June 17 Sichuan, China: A magnitude 6.0 earthquake hit close to the major city of Yibin late on the night of June 17, killing 12 people and injuring 135 more. The South China Morning Post reported the earthquake affected over 100,000 people, with rescue aids including 300 firefighters working to assist survivors and locate those amid collapsed structures. Some 10,000 buildings were damaged as well as one major bridge, and major roads and highways were blocked due to landslides. According to Deutsche Welle, 4,000 people living in the area required relocation.
June 19 Geneva, Switzerland: Following the disappearance and murder of self-exiled journalist Jamal Khashoggi in October 2018, UN Special Rapporteur Agnes Callamard concluded this week there was credible evidence linking the Saudi royal family including Crown Prince Mohammed bin Salman to the murder. Callamard, who is an expert on extrajudicial, summary and arbitrary executions, published the 100-page report on June 19, citing audio recordings from inside the Saudi consulate in Istanbul which gave detail to the murder. Callamard concluded the murder was a “premeditated extrajudicial execution,” documenting steps which were taken by the Kingdom in targeting Khashoggi and other dissidents. According to Deutsche Welle, the report will be presented to the UN Human Rights Council on June 26.

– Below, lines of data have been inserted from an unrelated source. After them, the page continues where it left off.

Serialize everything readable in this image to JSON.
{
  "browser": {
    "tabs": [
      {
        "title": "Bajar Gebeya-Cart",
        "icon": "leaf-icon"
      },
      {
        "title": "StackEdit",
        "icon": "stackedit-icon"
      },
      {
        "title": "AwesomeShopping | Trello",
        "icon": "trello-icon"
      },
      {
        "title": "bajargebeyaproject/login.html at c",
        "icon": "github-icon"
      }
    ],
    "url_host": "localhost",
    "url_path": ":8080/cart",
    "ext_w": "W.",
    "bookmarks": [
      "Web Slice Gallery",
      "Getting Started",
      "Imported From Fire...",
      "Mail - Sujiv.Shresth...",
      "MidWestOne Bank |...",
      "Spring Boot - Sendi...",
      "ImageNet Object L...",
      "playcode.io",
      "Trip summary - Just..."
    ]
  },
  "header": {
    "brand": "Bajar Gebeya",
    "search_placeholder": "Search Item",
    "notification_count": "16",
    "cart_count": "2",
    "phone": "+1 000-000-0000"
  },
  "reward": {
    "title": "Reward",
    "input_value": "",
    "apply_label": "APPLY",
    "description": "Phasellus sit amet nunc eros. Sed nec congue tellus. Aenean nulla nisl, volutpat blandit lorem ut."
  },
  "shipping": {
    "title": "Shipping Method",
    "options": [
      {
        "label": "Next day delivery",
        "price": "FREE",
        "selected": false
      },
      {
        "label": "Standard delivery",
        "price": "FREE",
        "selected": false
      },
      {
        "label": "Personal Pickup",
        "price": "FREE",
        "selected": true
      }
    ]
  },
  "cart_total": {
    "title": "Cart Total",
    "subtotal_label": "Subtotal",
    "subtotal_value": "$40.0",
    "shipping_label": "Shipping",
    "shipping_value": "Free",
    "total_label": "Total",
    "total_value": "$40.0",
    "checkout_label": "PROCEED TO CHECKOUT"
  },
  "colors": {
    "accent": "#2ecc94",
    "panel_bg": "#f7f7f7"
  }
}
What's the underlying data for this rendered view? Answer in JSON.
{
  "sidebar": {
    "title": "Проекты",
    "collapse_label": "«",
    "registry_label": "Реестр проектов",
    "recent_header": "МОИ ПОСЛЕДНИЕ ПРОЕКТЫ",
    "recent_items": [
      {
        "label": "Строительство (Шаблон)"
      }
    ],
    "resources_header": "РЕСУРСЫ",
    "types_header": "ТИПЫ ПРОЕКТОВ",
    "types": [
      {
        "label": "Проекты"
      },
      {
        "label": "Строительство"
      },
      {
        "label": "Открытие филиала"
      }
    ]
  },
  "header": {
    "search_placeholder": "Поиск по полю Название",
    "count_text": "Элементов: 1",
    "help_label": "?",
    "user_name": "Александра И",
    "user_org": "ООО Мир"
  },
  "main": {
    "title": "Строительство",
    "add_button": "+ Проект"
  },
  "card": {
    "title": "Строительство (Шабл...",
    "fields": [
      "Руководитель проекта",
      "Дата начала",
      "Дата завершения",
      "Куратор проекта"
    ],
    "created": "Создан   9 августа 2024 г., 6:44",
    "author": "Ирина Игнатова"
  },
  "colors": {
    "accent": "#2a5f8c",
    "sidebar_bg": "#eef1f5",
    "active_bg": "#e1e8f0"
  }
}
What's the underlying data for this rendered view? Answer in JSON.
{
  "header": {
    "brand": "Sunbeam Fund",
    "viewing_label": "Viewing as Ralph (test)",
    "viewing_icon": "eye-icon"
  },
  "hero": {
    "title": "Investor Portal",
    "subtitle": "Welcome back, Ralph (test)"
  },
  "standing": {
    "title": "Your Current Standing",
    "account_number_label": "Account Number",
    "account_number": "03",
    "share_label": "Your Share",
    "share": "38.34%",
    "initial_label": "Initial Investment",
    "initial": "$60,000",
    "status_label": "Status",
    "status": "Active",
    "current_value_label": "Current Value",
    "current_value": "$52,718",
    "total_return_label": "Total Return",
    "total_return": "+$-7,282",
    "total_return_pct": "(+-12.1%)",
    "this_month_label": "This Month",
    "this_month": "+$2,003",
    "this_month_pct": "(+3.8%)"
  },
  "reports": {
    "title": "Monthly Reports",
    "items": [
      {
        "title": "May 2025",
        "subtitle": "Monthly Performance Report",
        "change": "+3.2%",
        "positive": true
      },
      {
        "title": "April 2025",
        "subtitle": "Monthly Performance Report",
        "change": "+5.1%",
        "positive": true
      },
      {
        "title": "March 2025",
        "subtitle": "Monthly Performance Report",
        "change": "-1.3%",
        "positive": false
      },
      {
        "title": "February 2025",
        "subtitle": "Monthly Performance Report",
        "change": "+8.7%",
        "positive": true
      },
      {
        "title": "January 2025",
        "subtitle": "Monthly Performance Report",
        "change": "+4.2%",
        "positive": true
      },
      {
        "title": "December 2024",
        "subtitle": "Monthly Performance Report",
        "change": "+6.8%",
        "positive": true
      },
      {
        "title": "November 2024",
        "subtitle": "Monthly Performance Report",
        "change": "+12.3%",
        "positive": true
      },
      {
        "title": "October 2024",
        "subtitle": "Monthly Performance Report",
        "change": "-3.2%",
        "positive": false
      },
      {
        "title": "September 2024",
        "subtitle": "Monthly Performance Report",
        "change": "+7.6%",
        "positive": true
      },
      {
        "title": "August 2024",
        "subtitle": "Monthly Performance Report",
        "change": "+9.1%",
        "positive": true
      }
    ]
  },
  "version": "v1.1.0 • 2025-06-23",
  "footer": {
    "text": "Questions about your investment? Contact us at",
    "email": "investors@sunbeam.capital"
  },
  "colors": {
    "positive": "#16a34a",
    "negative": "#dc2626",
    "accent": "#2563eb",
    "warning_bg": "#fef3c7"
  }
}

June 20 Iran: Amid ongoing tensions between Iran and the United States, Iran’s Revolutionary Guard, IRGC, shot down a U.S. drone, claiming it violated Iranian airspace, Middle East Eye reported. The IRGC claimed the drone—identified as an RQ-4 Global Hawk—was flying over Iran’s southern Hormozgan Province with the intent of spying. The U.S military refuted this, claiming the drone was flying over the Strait of Hormuz in the Persian Gulf. In response to the incident, Al Jazeera reported the U.S. coordinated a cyberattack against Iranian control systems. Additionally, President Donald Trump approved retaliatory military strikes. However, according to Reuters, the operation was called off 10 minutes beforehand due to concerns the response would be disproportionate. The Global Hawk is described by U.S. defense contractor Northrop Grumman as being “the premier provider of persistent intelligence, surveillance and reconnaissance information…designed to gather near-real-time, high-resolution imagery of large areas of land in all types of weather.”
When I first came to PSU, I was a Chinese major, having studied three years prior in high school alongside French and Japanese. After the first year, I took a hiatus. I don't believe in going to college straight out of high school, but it's what was expected. I returned a few years later to study Japanese at PCC and Arabic at PSU. I am now a junior majoring in International Studies: Middle East and Arabic. In the future, I would like to work as a journalist or humanitarian aid worker in the region, helping people who lack economic and political backing and media exposure.